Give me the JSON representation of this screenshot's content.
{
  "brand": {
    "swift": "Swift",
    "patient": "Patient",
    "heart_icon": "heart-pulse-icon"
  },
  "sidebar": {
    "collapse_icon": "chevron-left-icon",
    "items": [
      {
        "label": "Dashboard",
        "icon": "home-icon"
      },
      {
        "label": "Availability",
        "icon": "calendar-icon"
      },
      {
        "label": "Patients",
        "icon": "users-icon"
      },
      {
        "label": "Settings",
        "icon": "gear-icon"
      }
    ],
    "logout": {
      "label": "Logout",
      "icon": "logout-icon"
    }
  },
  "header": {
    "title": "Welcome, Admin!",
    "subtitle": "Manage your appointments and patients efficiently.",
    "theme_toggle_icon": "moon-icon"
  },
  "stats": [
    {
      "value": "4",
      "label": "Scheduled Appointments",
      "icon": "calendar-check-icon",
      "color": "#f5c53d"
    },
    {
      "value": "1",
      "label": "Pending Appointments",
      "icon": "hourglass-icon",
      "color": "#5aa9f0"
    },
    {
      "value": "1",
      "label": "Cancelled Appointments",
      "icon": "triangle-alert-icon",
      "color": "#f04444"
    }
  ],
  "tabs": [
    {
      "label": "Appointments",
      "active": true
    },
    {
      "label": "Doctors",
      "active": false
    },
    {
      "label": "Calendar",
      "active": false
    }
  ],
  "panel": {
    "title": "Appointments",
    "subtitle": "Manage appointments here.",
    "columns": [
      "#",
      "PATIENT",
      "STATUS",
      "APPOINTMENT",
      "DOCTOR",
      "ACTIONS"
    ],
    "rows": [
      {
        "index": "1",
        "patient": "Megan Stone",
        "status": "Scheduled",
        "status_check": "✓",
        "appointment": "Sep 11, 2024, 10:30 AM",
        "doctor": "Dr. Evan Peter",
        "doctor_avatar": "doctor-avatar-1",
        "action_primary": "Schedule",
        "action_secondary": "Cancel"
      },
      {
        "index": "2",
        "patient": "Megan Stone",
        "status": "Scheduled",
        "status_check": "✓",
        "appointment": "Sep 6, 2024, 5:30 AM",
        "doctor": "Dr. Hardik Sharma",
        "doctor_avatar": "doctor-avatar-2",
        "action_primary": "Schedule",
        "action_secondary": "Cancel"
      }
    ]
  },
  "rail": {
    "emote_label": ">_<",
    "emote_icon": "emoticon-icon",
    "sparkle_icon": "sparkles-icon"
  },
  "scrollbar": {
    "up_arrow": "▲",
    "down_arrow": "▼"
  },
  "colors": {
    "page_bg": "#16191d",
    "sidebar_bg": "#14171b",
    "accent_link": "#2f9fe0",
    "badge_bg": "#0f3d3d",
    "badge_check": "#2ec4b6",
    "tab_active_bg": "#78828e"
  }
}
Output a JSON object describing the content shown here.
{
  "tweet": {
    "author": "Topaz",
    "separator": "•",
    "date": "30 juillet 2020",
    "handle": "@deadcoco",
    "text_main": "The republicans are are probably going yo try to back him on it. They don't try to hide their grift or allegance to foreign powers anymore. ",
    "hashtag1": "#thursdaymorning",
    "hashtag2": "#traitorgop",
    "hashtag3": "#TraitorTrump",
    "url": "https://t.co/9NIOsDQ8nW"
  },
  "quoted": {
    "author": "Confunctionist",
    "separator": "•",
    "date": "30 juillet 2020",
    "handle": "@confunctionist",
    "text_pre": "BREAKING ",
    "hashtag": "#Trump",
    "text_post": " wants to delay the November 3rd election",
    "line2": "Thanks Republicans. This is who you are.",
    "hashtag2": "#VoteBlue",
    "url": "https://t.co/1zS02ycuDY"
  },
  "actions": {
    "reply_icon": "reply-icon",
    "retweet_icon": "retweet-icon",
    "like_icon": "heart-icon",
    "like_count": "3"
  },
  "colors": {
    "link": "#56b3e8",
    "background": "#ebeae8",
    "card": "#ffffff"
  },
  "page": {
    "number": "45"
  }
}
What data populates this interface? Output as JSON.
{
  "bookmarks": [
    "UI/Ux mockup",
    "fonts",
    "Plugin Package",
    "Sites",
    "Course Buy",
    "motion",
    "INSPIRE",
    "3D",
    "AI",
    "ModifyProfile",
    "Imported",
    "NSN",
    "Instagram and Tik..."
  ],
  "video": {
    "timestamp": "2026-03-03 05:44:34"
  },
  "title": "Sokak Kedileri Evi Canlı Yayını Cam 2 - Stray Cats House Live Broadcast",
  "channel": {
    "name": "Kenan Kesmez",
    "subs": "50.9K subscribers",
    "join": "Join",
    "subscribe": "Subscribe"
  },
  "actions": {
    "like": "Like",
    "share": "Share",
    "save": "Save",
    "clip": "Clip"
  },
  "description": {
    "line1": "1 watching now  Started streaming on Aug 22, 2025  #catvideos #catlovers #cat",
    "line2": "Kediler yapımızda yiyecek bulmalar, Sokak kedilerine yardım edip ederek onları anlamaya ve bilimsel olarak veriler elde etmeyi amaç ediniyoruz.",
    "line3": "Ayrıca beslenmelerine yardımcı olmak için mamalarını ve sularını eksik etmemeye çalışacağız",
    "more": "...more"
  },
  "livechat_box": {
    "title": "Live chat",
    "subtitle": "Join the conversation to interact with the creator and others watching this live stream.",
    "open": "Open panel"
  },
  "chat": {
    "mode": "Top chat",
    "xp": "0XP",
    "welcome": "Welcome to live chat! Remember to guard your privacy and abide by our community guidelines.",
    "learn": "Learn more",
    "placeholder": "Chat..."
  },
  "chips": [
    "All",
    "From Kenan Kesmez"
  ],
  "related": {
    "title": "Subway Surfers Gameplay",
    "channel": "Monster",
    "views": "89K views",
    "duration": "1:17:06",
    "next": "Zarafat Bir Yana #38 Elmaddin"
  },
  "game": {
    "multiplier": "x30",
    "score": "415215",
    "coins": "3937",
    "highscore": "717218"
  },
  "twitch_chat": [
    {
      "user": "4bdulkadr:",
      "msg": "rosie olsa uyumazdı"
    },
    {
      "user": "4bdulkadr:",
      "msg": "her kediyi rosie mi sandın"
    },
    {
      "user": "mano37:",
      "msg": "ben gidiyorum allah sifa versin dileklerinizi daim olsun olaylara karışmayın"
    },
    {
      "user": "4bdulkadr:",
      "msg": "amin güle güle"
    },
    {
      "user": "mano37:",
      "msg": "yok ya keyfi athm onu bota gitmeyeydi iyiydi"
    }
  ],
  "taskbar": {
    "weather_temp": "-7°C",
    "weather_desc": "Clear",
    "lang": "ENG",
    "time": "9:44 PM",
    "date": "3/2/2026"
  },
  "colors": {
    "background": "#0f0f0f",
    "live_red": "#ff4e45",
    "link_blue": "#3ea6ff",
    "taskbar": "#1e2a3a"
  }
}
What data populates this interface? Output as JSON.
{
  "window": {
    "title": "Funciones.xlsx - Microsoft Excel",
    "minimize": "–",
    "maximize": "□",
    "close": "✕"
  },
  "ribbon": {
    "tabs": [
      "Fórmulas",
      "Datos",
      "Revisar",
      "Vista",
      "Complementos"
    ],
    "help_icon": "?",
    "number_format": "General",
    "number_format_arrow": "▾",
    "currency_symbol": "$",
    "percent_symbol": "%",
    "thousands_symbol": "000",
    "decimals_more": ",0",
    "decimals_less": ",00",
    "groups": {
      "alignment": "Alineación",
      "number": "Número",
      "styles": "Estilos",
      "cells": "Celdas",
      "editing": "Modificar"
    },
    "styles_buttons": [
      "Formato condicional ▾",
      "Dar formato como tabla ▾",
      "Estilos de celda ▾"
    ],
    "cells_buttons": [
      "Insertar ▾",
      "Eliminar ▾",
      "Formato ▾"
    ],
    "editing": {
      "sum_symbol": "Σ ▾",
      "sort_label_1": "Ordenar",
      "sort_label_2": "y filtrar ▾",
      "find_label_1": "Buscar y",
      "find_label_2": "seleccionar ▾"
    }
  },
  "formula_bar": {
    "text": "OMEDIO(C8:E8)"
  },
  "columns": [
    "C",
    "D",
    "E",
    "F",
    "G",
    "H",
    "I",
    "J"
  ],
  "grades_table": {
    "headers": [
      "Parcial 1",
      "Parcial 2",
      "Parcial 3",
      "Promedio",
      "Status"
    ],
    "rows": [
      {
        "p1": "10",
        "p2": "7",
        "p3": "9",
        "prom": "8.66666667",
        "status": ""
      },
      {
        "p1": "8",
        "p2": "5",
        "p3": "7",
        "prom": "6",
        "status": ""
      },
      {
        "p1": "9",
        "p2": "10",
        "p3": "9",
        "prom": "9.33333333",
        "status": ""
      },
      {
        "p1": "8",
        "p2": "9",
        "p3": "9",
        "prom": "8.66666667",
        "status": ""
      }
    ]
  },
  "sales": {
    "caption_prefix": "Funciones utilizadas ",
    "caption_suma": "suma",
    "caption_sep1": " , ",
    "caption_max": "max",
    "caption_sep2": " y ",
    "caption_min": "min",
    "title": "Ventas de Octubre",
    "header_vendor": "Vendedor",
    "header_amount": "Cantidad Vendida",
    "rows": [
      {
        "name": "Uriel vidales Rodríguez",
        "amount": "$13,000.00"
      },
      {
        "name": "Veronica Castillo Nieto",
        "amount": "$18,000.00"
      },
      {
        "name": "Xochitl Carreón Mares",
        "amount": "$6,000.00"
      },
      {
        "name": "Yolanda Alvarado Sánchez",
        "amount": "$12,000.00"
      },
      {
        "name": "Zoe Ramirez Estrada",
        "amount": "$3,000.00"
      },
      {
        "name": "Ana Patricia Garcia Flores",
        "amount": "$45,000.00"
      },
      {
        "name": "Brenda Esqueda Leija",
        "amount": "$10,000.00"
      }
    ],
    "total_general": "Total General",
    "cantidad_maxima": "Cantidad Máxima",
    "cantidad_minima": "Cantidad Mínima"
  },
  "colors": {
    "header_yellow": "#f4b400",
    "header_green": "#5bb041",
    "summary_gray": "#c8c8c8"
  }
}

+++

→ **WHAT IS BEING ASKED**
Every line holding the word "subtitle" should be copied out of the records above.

→ **OUTPUT BELOW**
    "subtitle": "Manage your appointments and patients efficiently.",
    "subtitle": "Manage appointments here.",
    "subtitle": "Join the conversation to interact with the creator and others watching this live stream.",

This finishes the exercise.